Residents are not ready to say goodbye to trees in one Old Town neighbourhood.
A handful of people voiced some opposition to a request from custom home builder Dave Funk to make two lots out of one at 474 Simcoe St. at a council meeting Nov. 7.
Before he can demolish the existing house and build two new ones, the lot needs to be severed and rezoned.
That was the request before council.
Several residents, and some councillors, raised concerns that when the existing house comes down to make room for two new ones it will mean the death of healthy and well-established trees on the lot.
“In that block, those trees, they really form lots of shade. And they’re really mature,” said Coun. Wendy Cheropita.
Resident Keith Kennedy said larger trees store more carbon dioxide and do more to keep the air clean than small trees.
“The bigger the tree gets, the better it is for climate,” he said.
He voiced concerns about how the tree loss would impact water drainage in the area.
William Heikoop, a planner representing Funk, said eight trees would need to be removed for the project to go forward. Three of them are in the front yard.
Heikoop said he and his team could revisit their tree protection plan when designing the driveways for the two homes.
The oldest tree is 102 years old, according to an arborist report submitted with the planning application.
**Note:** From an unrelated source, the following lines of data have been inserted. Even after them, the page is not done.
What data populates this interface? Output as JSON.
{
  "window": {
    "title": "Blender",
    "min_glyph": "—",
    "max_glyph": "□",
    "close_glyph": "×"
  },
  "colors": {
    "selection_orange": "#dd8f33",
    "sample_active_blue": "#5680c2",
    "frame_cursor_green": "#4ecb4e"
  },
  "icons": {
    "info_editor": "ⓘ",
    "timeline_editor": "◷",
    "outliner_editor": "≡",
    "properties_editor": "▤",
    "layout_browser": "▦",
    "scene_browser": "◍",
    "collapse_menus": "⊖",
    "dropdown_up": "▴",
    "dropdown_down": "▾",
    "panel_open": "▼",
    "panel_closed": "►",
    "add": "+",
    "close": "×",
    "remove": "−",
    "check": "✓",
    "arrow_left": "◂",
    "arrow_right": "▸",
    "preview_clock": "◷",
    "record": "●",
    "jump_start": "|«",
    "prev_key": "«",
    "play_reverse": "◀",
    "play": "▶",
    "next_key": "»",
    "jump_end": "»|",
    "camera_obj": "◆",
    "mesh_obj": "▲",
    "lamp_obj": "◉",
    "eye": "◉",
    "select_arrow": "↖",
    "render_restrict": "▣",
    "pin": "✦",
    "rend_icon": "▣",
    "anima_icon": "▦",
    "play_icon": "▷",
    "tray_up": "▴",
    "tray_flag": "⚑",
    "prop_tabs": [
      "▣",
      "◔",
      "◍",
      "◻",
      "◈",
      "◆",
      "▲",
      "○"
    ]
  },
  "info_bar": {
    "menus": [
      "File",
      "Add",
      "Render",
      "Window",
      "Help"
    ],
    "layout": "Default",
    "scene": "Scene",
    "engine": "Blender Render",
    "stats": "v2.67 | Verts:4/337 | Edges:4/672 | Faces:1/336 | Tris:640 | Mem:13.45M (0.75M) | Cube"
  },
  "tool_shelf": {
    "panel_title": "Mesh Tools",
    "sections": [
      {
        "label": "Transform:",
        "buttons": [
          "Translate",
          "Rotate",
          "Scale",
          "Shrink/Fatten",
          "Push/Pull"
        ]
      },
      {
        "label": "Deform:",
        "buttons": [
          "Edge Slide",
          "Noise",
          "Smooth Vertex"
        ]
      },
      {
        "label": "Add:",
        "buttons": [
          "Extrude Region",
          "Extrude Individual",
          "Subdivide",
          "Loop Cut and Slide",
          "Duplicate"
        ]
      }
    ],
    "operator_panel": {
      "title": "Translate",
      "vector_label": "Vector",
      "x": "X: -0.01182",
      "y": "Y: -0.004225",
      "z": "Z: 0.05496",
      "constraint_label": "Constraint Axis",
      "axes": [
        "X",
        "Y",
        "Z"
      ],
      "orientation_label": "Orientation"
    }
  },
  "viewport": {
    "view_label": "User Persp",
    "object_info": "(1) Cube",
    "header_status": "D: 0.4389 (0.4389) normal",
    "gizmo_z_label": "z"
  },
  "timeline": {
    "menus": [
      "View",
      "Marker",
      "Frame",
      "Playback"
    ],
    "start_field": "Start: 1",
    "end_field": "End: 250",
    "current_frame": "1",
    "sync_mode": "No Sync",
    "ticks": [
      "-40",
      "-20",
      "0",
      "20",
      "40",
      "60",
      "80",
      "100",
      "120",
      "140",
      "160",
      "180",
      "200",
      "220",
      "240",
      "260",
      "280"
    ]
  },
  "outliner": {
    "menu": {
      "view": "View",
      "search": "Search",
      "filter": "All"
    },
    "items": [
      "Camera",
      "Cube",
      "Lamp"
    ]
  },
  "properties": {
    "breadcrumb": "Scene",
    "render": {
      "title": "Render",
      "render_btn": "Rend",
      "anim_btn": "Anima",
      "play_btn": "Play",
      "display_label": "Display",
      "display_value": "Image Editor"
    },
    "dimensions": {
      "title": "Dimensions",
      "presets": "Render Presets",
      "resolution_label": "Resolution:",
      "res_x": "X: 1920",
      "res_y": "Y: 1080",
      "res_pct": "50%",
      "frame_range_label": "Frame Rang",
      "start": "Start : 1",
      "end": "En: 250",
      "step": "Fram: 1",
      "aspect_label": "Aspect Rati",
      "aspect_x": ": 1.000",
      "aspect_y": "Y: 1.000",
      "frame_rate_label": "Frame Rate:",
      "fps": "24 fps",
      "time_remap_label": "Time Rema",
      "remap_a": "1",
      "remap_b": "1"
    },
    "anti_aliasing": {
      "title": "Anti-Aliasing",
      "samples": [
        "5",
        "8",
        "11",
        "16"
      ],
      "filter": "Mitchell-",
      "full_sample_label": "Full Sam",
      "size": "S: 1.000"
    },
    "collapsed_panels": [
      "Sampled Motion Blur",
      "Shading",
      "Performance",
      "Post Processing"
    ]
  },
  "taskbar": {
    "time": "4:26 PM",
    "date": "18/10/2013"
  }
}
Resident Stuart McCormack said the town has an obligation under its official plan to preserve healthy trees.
“Existing trees must not be unnecessarily removed and that wherever possible existing trees should be preserved and protected,” the official plan states.
The plan also states that when trees “must be removed,” new ones should be planted to replace them.
“This proposal maximizes tree loss,” McCormack said.
This was an environmental issue for Simcoe Street resident Beatrice Ombuki-Berman.
Canada is getting warmer and she’s seeing less snow than she used to.
“Due to climate change, we all have to care,” Ombuki-Berman said.
Coun. Maria Mavridis said some of the neighbouring houses were new and trees had been cut down to make way for them in the past.
“It was OK then but not OK now?” she asked.
Head planner Kirsten McCauley said each application is reviewed on its own merits and surrounding properties are considered as part of the review.
McCormack also said the proposal to split the lot is a classic case of an owner wanting to “make not more money, but the most money” on a property.
This elicited applause from the audience.
It’s not council’s responsibility to help developers maximize profits on their investments, he argued.
The two new houses would be “sticking out like sore thumbs” if they are built, he added.
Resident Barry Solomon also objected to what he saw as developers taking “no interest in the people who are going to be living looking at the structures they make.”
He and Ombuki-Berman both took issue with the lack of architectural drawings submitted with Funk’s severance application.
“Why is that information is being hid from us?” Ombuki-Berman asked.
She suggested it’s because the owner doesn’t want people to see the potential “damage” from the planned houses.
Heikoop said he had no drawings to share because there are no buyers for the future lots yet and the homes would be custom-built.
The request to sever the lot would come with a later application, Heikoop explained.
But in the meantime, he is asking for zoning changes that would allow the builder to make homes with 36 per cent lot coverage instead of 33 per cent.
He said this would allow the builder to install decks and covered porches.